Exercise requirements
Select the lines below containing the word "location".

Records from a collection
_____

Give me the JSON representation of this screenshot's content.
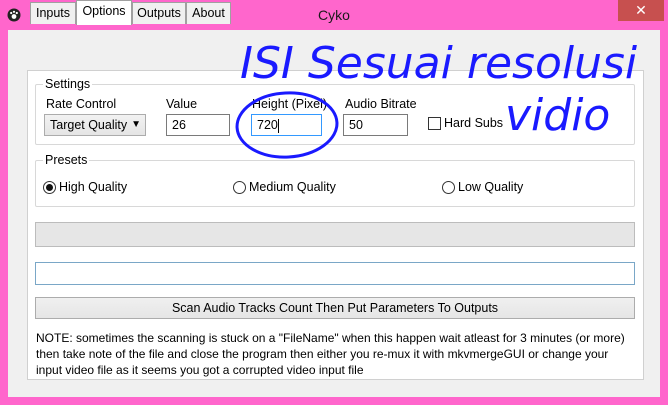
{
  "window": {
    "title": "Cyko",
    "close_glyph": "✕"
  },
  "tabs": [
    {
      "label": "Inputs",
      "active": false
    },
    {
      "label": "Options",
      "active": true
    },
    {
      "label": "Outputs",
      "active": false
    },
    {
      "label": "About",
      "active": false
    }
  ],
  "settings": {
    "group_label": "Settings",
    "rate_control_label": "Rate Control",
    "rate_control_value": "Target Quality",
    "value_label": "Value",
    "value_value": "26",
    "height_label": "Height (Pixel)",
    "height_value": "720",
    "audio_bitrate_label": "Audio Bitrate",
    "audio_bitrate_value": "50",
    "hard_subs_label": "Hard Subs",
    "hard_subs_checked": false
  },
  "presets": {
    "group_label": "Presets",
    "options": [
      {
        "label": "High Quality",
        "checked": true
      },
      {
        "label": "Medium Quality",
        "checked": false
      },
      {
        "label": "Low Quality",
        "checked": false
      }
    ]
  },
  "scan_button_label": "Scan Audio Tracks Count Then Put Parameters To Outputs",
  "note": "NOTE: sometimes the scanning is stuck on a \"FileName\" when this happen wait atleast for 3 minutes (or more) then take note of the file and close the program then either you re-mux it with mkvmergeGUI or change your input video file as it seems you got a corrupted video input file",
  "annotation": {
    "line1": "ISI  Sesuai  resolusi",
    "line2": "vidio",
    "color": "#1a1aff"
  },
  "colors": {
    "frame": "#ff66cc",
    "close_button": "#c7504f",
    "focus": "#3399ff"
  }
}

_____

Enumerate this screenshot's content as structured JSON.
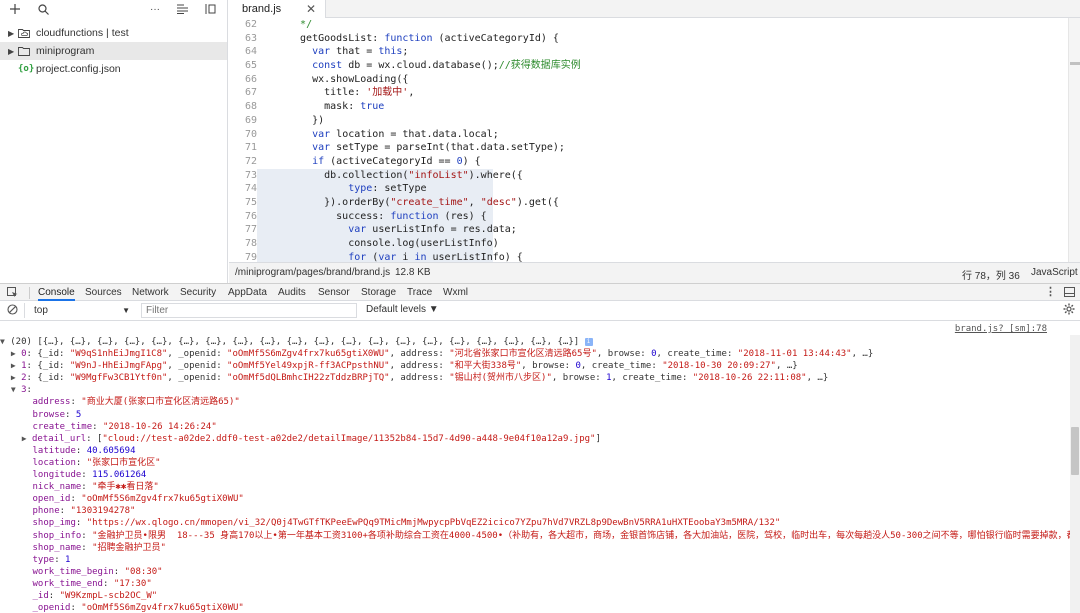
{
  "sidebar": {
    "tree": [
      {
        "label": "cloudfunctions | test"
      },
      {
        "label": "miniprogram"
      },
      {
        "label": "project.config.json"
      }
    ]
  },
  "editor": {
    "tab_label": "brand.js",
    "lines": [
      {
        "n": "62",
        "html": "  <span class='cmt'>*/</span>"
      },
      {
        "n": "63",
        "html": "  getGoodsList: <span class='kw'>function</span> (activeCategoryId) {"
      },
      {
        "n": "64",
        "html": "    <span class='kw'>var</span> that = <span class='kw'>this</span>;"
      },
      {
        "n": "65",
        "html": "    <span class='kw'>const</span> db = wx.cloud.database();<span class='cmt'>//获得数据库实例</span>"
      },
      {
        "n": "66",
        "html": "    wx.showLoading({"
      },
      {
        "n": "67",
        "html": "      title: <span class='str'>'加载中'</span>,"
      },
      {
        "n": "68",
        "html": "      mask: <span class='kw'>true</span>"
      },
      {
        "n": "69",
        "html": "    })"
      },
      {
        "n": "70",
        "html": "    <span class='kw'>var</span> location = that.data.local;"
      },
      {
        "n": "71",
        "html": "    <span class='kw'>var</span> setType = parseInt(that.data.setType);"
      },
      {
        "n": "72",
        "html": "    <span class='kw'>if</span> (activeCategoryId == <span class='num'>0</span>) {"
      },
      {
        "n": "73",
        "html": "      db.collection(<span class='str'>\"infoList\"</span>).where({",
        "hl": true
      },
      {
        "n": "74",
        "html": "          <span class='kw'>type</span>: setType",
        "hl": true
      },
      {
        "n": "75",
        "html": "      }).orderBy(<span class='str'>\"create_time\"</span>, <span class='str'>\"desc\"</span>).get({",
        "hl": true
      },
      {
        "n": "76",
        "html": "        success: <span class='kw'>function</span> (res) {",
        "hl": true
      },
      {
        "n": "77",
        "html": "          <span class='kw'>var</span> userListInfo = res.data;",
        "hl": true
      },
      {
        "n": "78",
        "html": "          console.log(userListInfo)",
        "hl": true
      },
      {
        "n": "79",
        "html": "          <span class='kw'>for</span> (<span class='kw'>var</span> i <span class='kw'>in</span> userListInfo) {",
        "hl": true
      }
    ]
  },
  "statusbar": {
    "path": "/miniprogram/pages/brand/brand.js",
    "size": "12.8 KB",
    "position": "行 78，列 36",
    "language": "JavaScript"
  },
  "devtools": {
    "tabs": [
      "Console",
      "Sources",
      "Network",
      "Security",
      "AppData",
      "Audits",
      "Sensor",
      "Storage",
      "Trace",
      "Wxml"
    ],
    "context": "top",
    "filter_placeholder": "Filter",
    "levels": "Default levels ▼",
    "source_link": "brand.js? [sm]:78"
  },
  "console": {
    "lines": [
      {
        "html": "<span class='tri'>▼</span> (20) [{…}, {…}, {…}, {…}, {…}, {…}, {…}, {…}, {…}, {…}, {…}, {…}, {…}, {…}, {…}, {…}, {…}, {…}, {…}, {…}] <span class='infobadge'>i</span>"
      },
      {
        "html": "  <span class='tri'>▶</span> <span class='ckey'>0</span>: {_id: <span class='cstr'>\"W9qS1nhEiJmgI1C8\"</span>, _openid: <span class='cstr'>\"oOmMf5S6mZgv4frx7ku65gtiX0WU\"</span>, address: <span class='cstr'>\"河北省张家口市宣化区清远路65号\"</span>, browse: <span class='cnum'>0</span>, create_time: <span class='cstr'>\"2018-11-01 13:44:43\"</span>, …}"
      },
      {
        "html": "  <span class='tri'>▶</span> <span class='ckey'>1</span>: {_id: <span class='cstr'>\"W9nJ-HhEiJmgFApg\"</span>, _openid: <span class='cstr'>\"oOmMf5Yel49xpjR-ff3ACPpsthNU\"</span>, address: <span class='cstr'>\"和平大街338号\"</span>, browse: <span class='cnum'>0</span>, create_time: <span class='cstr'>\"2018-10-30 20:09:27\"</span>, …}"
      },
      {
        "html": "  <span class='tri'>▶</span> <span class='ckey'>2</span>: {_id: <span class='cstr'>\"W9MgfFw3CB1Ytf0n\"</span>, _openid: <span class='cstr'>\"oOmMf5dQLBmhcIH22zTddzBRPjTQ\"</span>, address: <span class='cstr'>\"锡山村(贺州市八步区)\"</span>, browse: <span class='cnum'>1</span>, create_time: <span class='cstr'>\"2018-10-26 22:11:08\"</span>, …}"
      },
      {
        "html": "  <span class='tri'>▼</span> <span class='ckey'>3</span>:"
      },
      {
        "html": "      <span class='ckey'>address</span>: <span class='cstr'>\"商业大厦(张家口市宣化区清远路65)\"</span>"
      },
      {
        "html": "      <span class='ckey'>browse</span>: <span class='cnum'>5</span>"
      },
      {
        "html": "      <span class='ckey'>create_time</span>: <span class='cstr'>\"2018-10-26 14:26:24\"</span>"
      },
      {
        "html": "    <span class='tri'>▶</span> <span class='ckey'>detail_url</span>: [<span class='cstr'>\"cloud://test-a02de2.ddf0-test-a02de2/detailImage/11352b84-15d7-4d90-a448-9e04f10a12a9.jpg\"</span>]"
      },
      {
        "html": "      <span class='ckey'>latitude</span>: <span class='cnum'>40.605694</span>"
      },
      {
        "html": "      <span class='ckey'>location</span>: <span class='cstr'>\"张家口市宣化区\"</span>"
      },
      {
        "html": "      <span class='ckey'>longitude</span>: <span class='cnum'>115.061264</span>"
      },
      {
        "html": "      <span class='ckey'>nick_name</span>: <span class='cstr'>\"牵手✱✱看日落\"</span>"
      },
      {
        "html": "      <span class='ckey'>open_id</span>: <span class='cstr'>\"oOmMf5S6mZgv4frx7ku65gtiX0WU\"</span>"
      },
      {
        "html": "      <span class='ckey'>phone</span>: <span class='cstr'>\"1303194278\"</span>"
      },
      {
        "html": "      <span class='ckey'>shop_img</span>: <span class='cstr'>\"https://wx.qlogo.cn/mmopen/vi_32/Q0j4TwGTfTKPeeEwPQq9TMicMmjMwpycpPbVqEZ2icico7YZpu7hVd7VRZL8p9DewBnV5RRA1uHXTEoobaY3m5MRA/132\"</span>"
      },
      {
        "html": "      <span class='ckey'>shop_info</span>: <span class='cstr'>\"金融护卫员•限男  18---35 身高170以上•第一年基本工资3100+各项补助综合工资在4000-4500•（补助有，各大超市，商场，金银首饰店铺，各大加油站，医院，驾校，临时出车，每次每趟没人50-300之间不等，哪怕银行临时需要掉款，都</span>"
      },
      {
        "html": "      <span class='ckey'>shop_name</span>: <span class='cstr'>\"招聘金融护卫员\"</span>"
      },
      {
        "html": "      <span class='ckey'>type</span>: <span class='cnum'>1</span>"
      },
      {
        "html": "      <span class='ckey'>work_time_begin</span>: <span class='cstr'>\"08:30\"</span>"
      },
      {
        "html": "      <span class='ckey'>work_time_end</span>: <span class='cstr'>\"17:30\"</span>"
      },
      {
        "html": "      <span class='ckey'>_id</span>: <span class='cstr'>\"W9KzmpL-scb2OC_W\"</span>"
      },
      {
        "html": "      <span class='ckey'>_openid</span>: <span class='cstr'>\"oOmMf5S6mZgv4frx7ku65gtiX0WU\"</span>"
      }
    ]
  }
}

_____

Written reply
        "html": "    <span class='kw'>var</span> location = that.data.local;"
        "html": "      <span class='ckey'>location</span>: <span class='cstr'>\"张家口市宣化区\"</span>"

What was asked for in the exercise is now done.